It’s never been easier to hire independent contractors or employees. In today’s business world, all it takes is a few clicks of the mouse and a reasonably small fee to list an open position with your company. But should you have a team in place before you create your business? Here’s a quick spoiler alert for you: no, you shouldn’t.
Unless you are extremely wealthy, having a team in place before you create your business will be a drain on your company’s cash flow and will undoubtedly cause unnecessary stress for you as the owner. It might also be the very thing that sinks your business.
How to develop a team for your business
I’m Neil Fridman with the Fridman Law Firm PLLC. Today, I want to discuss how you should approach developing a team for your business. We’ll start with your long-term vision for your business. Business owners and employees can put too much value into an organizational chart, but it definitely is a tool that can serve you well as you start your business.
However, the key here isn’t who will fill each role, but rather which roles are key to your success early on. As the owner of the business, you will most likely be heavily involved in the day-to-day operations. Your goal in this process is to be objective about your strengths and weaknesses, and, if possible, pencil yourself into multiple roles that you know how to handle.
Outsourcing vs. hiring
Certain positions, such as IT and accounting, can be outsourced until your company has grown enough to bear their costs. But positions critical to the company’s success should be invested in early on. For example, once your organizational chart is complete, you have a clear roadmap that tells you and your management team which positions are the company’s top priority.
Strong leaders for core functions
This will allow you to choose leaders for important core functions when it’s time. Be sure to choose strong leaders. As to what those core functions are specifically, your business will have different needs depending on what industry you’re in.
What to invest in
For example, if you’re starting a digital marketing company, you may be able to rely on online ads to build your clientele. To do that, invest in a solid graphic designer with strong copywriting skills as your first employee.
On the other hand, if you’re starting an HVAC company and have experience on the service side, you should hire someone to facilitate the office on a day-to-day basis, and then begin looking for your next HVAC technician.

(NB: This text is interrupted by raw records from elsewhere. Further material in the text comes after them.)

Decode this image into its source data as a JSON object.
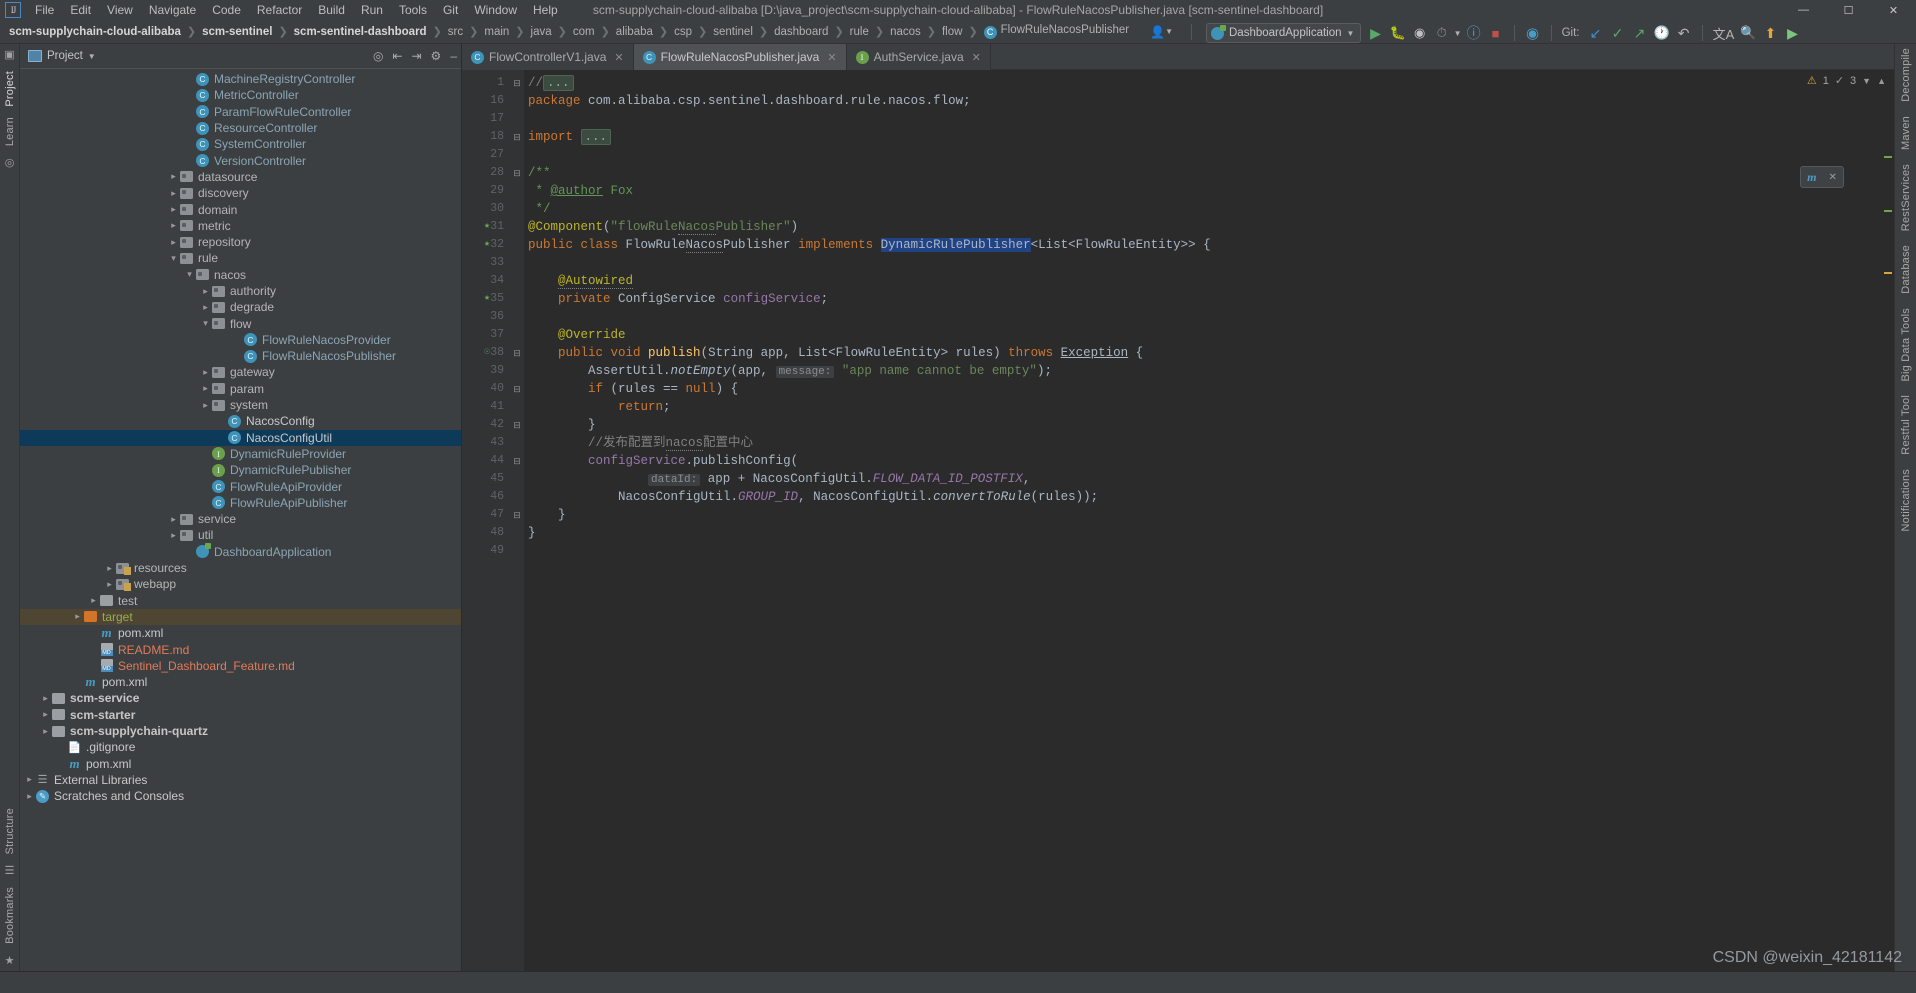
{
  "window": {
    "title": "scm-supplychain-cloud-alibaba [D:\\java_project\\scm-supplychain-cloud-alibaba] - FlowRuleNacosPublisher.java [scm-sentinel-dashboard]",
    "logo": "IJ",
    "minimize": "—",
    "maximize": "☐",
    "close": "✕"
  },
  "menu": [
    "File",
    "Edit",
    "View",
    "Navigate",
    "Code",
    "Refactor",
    "Build",
    "Run",
    "Tools",
    "Git",
    "Window",
    "Help"
  ],
  "breadcrumb": [
    {
      "label": "scm-supplychain-cloud-alibaba",
      "bold": true
    },
    {
      "label": "scm-sentinel",
      "bold": true
    },
    {
      "label": "scm-sentinel-dashboard",
      "bold": true
    },
    {
      "label": "src",
      "bold": false
    },
    {
      "label": "main",
      "bold": false
    },
    {
      "label": "java",
      "bold": false
    },
    {
      "label": "com",
      "bold": false
    },
    {
      "label": "alibaba",
      "bold": false
    },
    {
      "label": "csp",
      "bold": false
    },
    {
      "label": "sentinel",
      "bold": false
    },
    {
      "label": "dashboard",
      "bold": false
    },
    {
      "label": "rule",
      "bold": false
    },
    {
      "label": "nacos",
      "bold": false
    },
    {
      "label": "flow",
      "bold": false
    },
    {
      "label": "FlowRuleNacosPublisher",
      "bold": false,
      "icon": "class-icon"
    }
  ],
  "toolbar": {
    "run_config": "DashboardApplication",
    "git_label": "Git:",
    "icons": [
      "user-dropdown-icon",
      "back-arrow-icon",
      "run-icon",
      "debug-icon",
      "run-coverage-icon",
      "profiler-icon",
      "search-everywhere-icon",
      "stop-icon",
      "idea-assistant-icon",
      "git-update-icon",
      "git-commit-icon",
      "git-push-icon",
      "history-icon",
      "undo-icon",
      "translate-icon",
      "search-icon",
      "upload-icon",
      "play-icon"
    ]
  },
  "project_panel": {
    "title": "Project",
    "tools": [
      "target-icon",
      "collapse-all-icon",
      "expand-icon",
      "settings-icon",
      "hide-icon"
    ],
    "tree": [
      {
        "label": "MachineRegistryController",
        "indent": 10,
        "icon": "class-icon",
        "arrow": "",
        "style": "cls"
      },
      {
        "label": "MetricController",
        "indent": 10,
        "icon": "class-icon",
        "arrow": "",
        "style": "cls"
      },
      {
        "label": "ParamFlowRuleController",
        "indent": 10,
        "icon": "class-icon",
        "arrow": "",
        "style": "cls"
      },
      {
        "label": "ResourceController",
        "indent": 10,
        "icon": "class-icon",
        "arrow": "",
        "style": "cls"
      },
      {
        "label": "SystemController",
        "indent": 10,
        "icon": "class-icon",
        "arrow": "",
        "style": "cls"
      },
      {
        "label": "VersionController",
        "indent": 10,
        "icon": "class-icon",
        "arrow": "",
        "style": "cls"
      },
      {
        "label": "datasource",
        "indent": 9,
        "icon": "folder-icon",
        "arrow": "collapsed",
        "style": ""
      },
      {
        "label": "discovery",
        "indent": 9,
        "icon": "folder-icon",
        "arrow": "collapsed",
        "style": ""
      },
      {
        "label": "domain",
        "indent": 9,
        "icon": "folder-icon",
        "arrow": "collapsed",
        "style": ""
      },
      {
        "label": "metric",
        "indent": 9,
        "icon": "folder-icon",
        "arrow": "collapsed",
        "style": ""
      },
      {
        "label": "repository",
        "indent": 9,
        "icon": "folder-icon",
        "arrow": "collapsed",
        "style": ""
      },
      {
        "label": "rule",
        "indent": 9,
        "icon": "folder-icon",
        "arrow": "expanded",
        "style": ""
      },
      {
        "label": "nacos",
        "indent": 10,
        "icon": "folder-icon",
        "arrow": "expanded",
        "style": ""
      },
      {
        "label": "authority",
        "indent": 11,
        "icon": "folder-icon",
        "arrow": "collapsed",
        "style": ""
      },
      {
        "label": "degrade",
        "indent": 11,
        "icon": "folder-icon",
        "arrow": "collapsed",
        "style": ""
      },
      {
        "label": "flow",
        "indent": 11,
        "icon": "folder-icon",
        "arrow": "expanded",
        "style": ""
      },
      {
        "label": "FlowRuleNacosProvider",
        "indent": 13,
        "icon": "class-icon",
        "arrow": "",
        "style": "cls"
      },
      {
        "label": "FlowRuleNacosPublisher",
        "indent": 13,
        "icon": "class-icon",
        "arrow": "",
        "style": "cls"
      },
      {
        "label": "gateway",
        "indent": 11,
        "icon": "folder-icon",
        "arrow": "collapsed",
        "style": ""
      },
      {
        "label": "param",
        "indent": 11,
        "icon": "folder-icon",
        "arrow": "collapsed",
        "style": ""
      },
      {
        "label": "system",
        "indent": 11,
        "icon": "folder-icon",
        "arrow": "collapsed",
        "style": ""
      },
      {
        "label": "NacosConfig",
        "indent": 12,
        "icon": "class-icon",
        "arrow": "",
        "style": "white"
      },
      {
        "label": "NacosConfigUtil",
        "indent": 12,
        "icon": "class-icon",
        "arrow": "",
        "style": "white",
        "selected": true
      },
      {
        "label": "DynamicRuleProvider",
        "indent": 11,
        "icon": "interface-icon",
        "arrow": "",
        "style": "cls"
      },
      {
        "label": "DynamicRulePublisher",
        "indent": 11,
        "icon": "interface-icon",
        "arrow": "",
        "style": "cls"
      },
      {
        "label": "FlowRuleApiProvider",
        "indent": 11,
        "icon": "class-icon",
        "arrow": "",
        "style": "cls"
      },
      {
        "label": "FlowRuleApiPublisher",
        "indent": 11,
        "icon": "class-icon",
        "arrow": "",
        "style": "cls"
      },
      {
        "label": "service",
        "indent": 9,
        "icon": "folder-icon",
        "arrow": "collapsed",
        "style": ""
      },
      {
        "label": "util",
        "indent": 9,
        "icon": "folder-icon",
        "arrow": "collapsed",
        "style": ""
      },
      {
        "label": "DashboardApplication",
        "indent": 10,
        "icon": "spring-icon",
        "arrow": "",
        "style": "cls"
      },
      {
        "label": "resources",
        "indent": 5,
        "icon": "resources-icon",
        "arrow": "collapsed",
        "style": ""
      },
      {
        "label": "webapp",
        "indent": 5,
        "icon": "resources-icon",
        "arrow": "collapsed",
        "style": ""
      },
      {
        "label": "test",
        "indent": 4,
        "icon": "plain-folder-icon",
        "arrow": "collapsed",
        "style": ""
      },
      {
        "label": "target",
        "indent": 3,
        "icon": "target-folder-icon",
        "arrow": "collapsed",
        "style": "target",
        "highlight": true
      },
      {
        "label": "pom.xml",
        "indent": 4,
        "icon": "maven-icon",
        "arrow": "",
        "style": "white"
      },
      {
        "label": "README.md",
        "indent": 4,
        "icon": "markdown-icon",
        "arrow": "",
        "style": "md"
      },
      {
        "label": "Sentinel_Dashboard_Feature.md",
        "indent": 4,
        "icon": "markdown-icon",
        "arrow": "",
        "style": "md"
      },
      {
        "label": "pom.xml",
        "indent": 3,
        "icon": "maven-icon",
        "arrow": "",
        "style": "white"
      },
      {
        "label": "scm-service",
        "indent": 1,
        "icon": "plain-folder-icon",
        "arrow": "collapsed",
        "style": "strong"
      },
      {
        "label": "scm-starter",
        "indent": 1,
        "icon": "plain-folder-icon",
        "arrow": "collapsed",
        "style": "strong"
      },
      {
        "label": "scm-supplychain-quartz",
        "indent": 1,
        "icon": "plain-folder-icon",
        "arrow": "collapsed",
        "style": "strong"
      },
      {
        "label": ".gitignore",
        "indent": 2,
        "icon": "file-icon",
        "arrow": "",
        "style": "white"
      },
      {
        "label": "pom.xml",
        "indent": 2,
        "icon": "maven-icon",
        "arrow": "",
        "style": "white"
      },
      {
        "label": "External Libraries",
        "indent": 0,
        "icon": "library-icon",
        "arrow": "collapsed",
        "style": "white"
      },
      {
        "label": "Scratches and Consoles",
        "indent": 0,
        "icon": "scratch-icon",
        "arrow": "collapsed",
        "style": "white"
      }
    ]
  },
  "left_rail": [
    "Project",
    "Learn",
    "Structure",
    "Bookmarks"
  ],
  "right_rail": [
    "Decompile",
    "Maven",
    "RestServices",
    "Database",
    "Big Data Tools",
    "Restful Tool",
    "Notifications"
  ],
  "editor": {
    "tabs": [
      {
        "label": "FlowControllerV1.java",
        "icon": "class-icon",
        "active": false
      },
      {
        "label": "FlowRuleNacosPublisher.java",
        "icon": "class-icon",
        "active": true
      },
      {
        "label": "AuthService.java",
        "icon": "interface-icon",
        "active": false
      }
    ],
    "inspection": {
      "warnings": "1",
      "weak_warnings": "3"
    },
    "lines": [
      {
        "num": "1",
        "text": "//...",
        "kind": "collapsed-comment"
      },
      {
        "num": "16",
        "text": "package com.alibaba.csp.sentinel.dashboard.rule.nacos.flow;"
      },
      {
        "num": "17",
        "text": ""
      },
      {
        "num": "18",
        "text": "import ..."
      },
      {
        "num": "27",
        "text": ""
      },
      {
        "num": "28",
        "text": "/**"
      },
      {
        "num": "29",
        "text": " * @author Fox"
      },
      {
        "num": "30",
        "text": " */"
      },
      {
        "num": "31",
        "text": "@Component(\"flowRuleNacosPublisher\")"
      },
      {
        "num": "32",
        "text": "public class FlowRuleNacosPublisher implements DynamicRulePublisher<List<FlowRuleEntity>> {"
      },
      {
        "num": "33",
        "text": ""
      },
      {
        "num": "34",
        "text": "    @Autowired"
      },
      {
        "num": "35",
        "text": "    private ConfigService configService;"
      },
      {
        "num": "36",
        "text": ""
      },
      {
        "num": "37",
        "text": "    @Override"
      },
      {
        "num": "38",
        "text": "    public void publish(String app, List<FlowRuleEntity> rules) throws Exception {"
      },
      {
        "num": "39",
        "text": "        AssertUtil.notEmpty(app, message: \"app name cannot be empty\");"
      },
      {
        "num": "40",
        "text": "        if (rules == null) {"
      },
      {
        "num": "41",
        "text": "            return;"
      },
      {
        "num": "42",
        "text": "        }"
      },
      {
        "num": "43",
        "text": "        //发布配置到nacos配置中心"
      },
      {
        "num": "44",
        "text": "        configService.publishConfig("
      },
      {
        "num": "45",
        "text": "                dataId: app + NacosConfigUtil.FLOW_DATA_ID_POSTFIX,"
      },
      {
        "num": "46",
        "text": "            NacosConfigUtil.GROUP_ID, NacosConfigUtil.convertToRule(rules));"
      },
      {
        "num": "47",
        "text": "    }"
      },
      {
        "num": "48",
        "text": "}"
      },
      {
        "num": "49",
        "text": ""
      }
    ]
  },
  "watermark": "CSDN @weixin_42181142",
  "colors": {
    "accent_blue": "#3e93b9",
    "selection": "#0d3a58",
    "keyword": "#cc7832",
    "string": "#6a8759",
    "annotation": "#bbb529",
    "comment": "#808080",
    "field": "#9876aa",
    "method": "#ffc66d",
    "editor_bg": "#2b2b2b",
    "panel_bg": "#3c3f41"
  }
}
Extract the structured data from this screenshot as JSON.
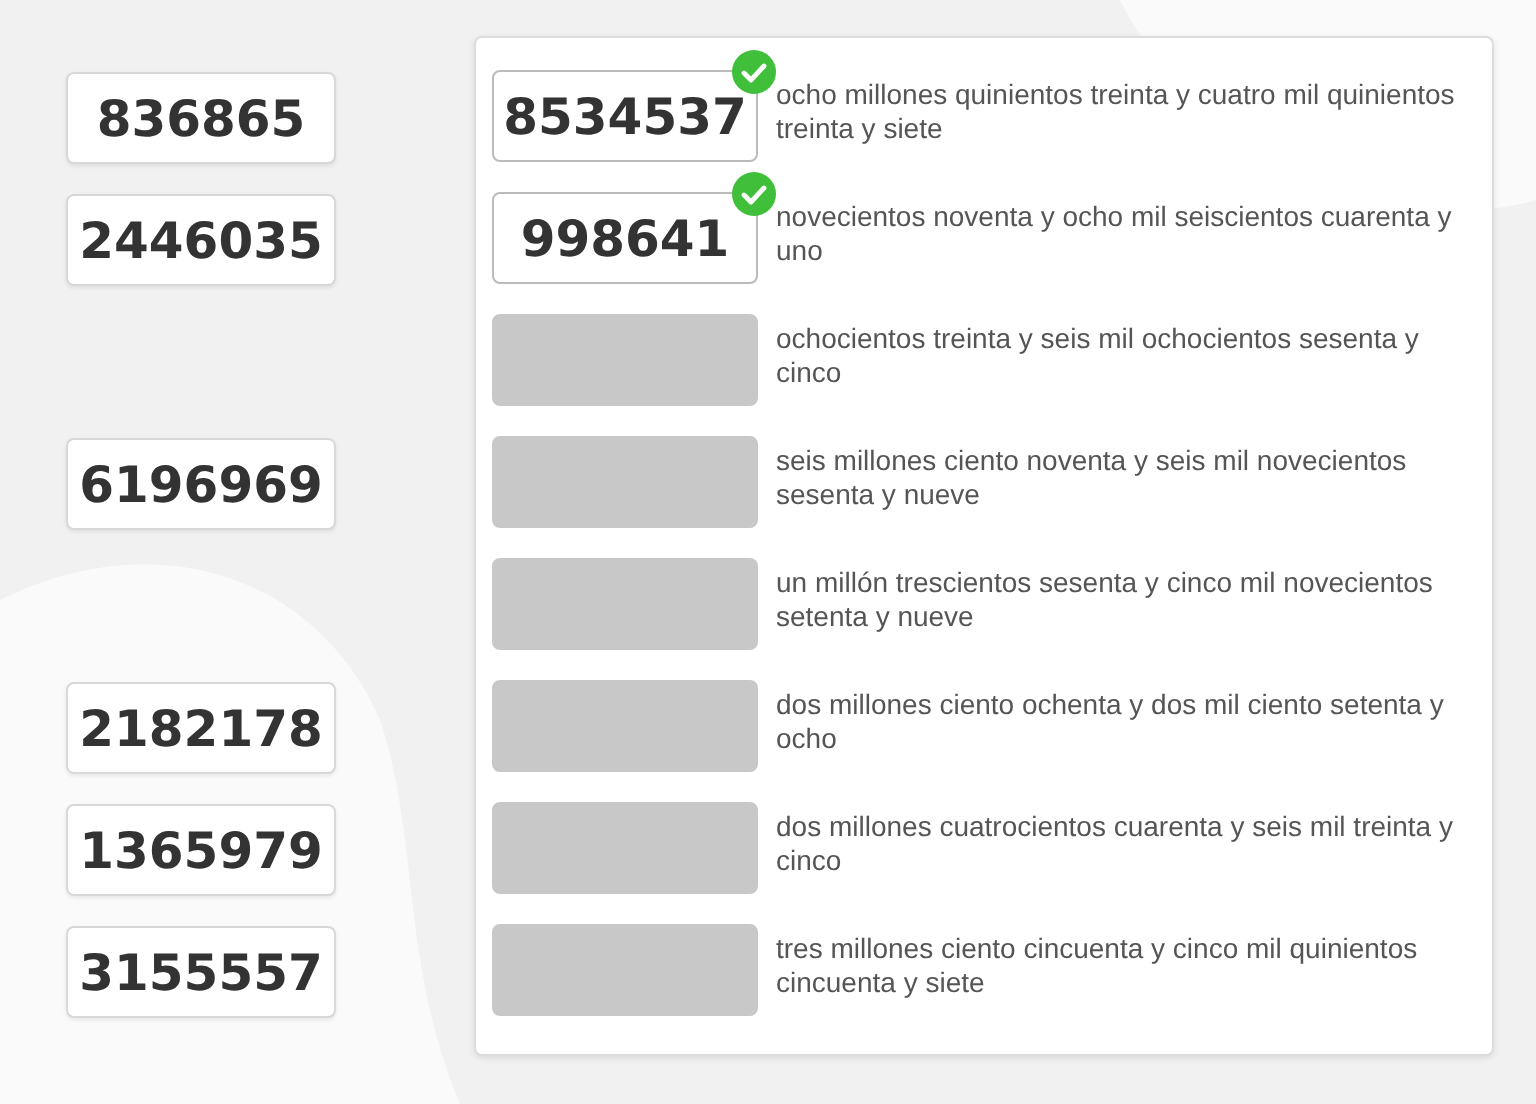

Investing in digital marketing and search engine optimization will also be very important for your company. When you’re getting started, hiring the right people to fill the most important roles will determine your success.
Guard your culture
You always hear business gurus talk about culture, but few people truly know how to get it right. When I talk about company culture, I’m talking about the beliefs and behaviors of both you and your employees that determine how you serve your customers and handle transactions.
Beware of bad apples
The biggest mistake many new business owners make when it comes to their culture is letting one bad employee ruin things for everyone else. A negative or unethical employee, no matter how good they may be at their job, can tank your online business rating and ruin the experience for multiple customers. As a startup owner, this is simply something you can’t afford.
When you’re choosing the team that will help build your company, I encourage you to take your time. If a bad employee finds their way into the mix, you should remove them as quickly as possible.
Every business and every business owner is different. When you look at your business from a 30,000-foot view, it is important that you understand your own strengths and weaknesses, and have a clear idea where you should invest your startup capital.